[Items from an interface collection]
:::
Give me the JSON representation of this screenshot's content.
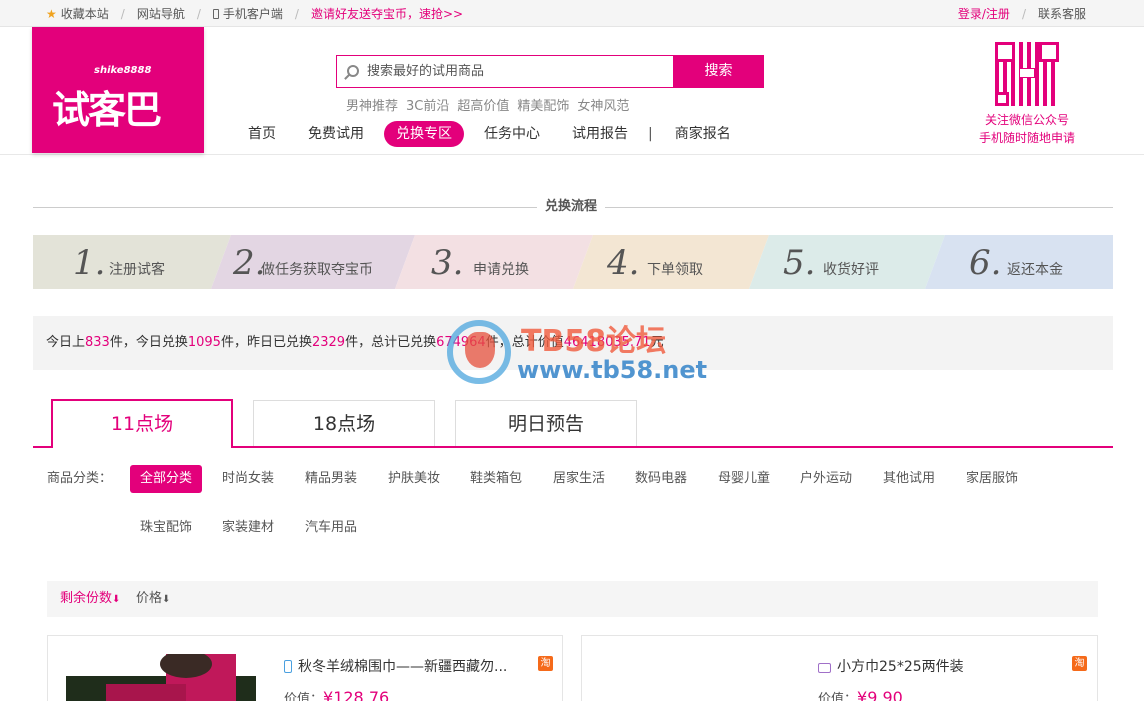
{
  "topbar": {
    "favorite": "收藏本站",
    "site_nav": "网站导航",
    "mobile_client": "手机客户端",
    "invite": "邀请好友送夺宝币，速抢>>",
    "login": "登录/注册",
    "support": "联系客服"
  },
  "logo": {
    "sub": "shike8888",
    "main": "试客巴"
  },
  "search": {
    "placeholder": "搜索最好的试用商品",
    "button": "搜索"
  },
  "hotwords": [
    "男神推荐",
    "3C前沿",
    "超高价值",
    "精美配饰",
    "女神风范"
  ],
  "nav": {
    "items": [
      "首页",
      "免费试用",
      "兑换专区",
      "任务中心",
      "试用报告",
      "商家报名"
    ],
    "active_index": 2
  },
  "qr": {
    "line1": "关注微信公众号",
    "line2": "手机随时随地申请"
  },
  "process": {
    "title": "兑换流程",
    "steps": [
      {
        "num": "1.",
        "label": "注册试客",
        "color": "#e3e3d8"
      },
      {
        "num": "2.",
        "label": "做任务获取夺宝币",
        "color": "#e3d6e3"
      },
      {
        "num": "3.",
        "label": "申请兑换",
        "color": "#f3e0e3"
      },
      {
        "num": "4.",
        "label": "下单领取",
        "color": "#f3e6d3"
      },
      {
        "num": "5.",
        "label": "收货好评",
        "color": "#dcebe9"
      },
      {
        "num": "6.",
        "label": "返还本金",
        "color": "#d8e2f1"
      }
    ]
  },
  "stats": {
    "p1": "今日上",
    "v1": "833",
    "p2": "件，今日兑换",
    "v2": "1095",
    "p3": "件，昨日已兑换",
    "v3": "2329",
    "p4": "件，总计已兑换",
    "v4": "674964",
    "p5": "件，总计价值",
    "v5": "46418035.71",
    "p6": "元"
  },
  "watermark": {
    "line1": "TB58论坛",
    "line2": "www.tb58.net"
  },
  "tabs": [
    "11点场",
    "18点场",
    "明日预告"
  ],
  "categories": {
    "label": "商品分类：",
    "items": [
      "全部分类",
      "时尚女装",
      "精品男装",
      "护肤美妆",
      "鞋类箱包",
      "居家生活",
      "数码电器",
      "母婴儿童",
      "户外运动",
      "其他试用",
      "家居服饰",
      "珠宝配饰",
      "家装建材",
      "汽车用品"
    ]
  },
  "sort": {
    "remaining": "剩余份数",
    "price": "价格"
  },
  "products": [
    {
      "title": "秋冬羊绒棉围巾——新疆西藏勿...",
      "price_label": "价值：",
      "price": "¥128.76",
      "tao": "淘"
    },
    {
      "title": "小方巾25*25两件装",
      "price_label": "价值：",
      "price": "¥9.90",
      "tao": "淘"
    }
  ],
  "colors": {
    "accent": "#e3007b"
  }
}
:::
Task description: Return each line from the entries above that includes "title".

Result below:
    "title": "兑换流程",
      "title": "秋冬羊绒棉围巾——新疆西藏勿...",
      "title": "小方巾25*25两件装",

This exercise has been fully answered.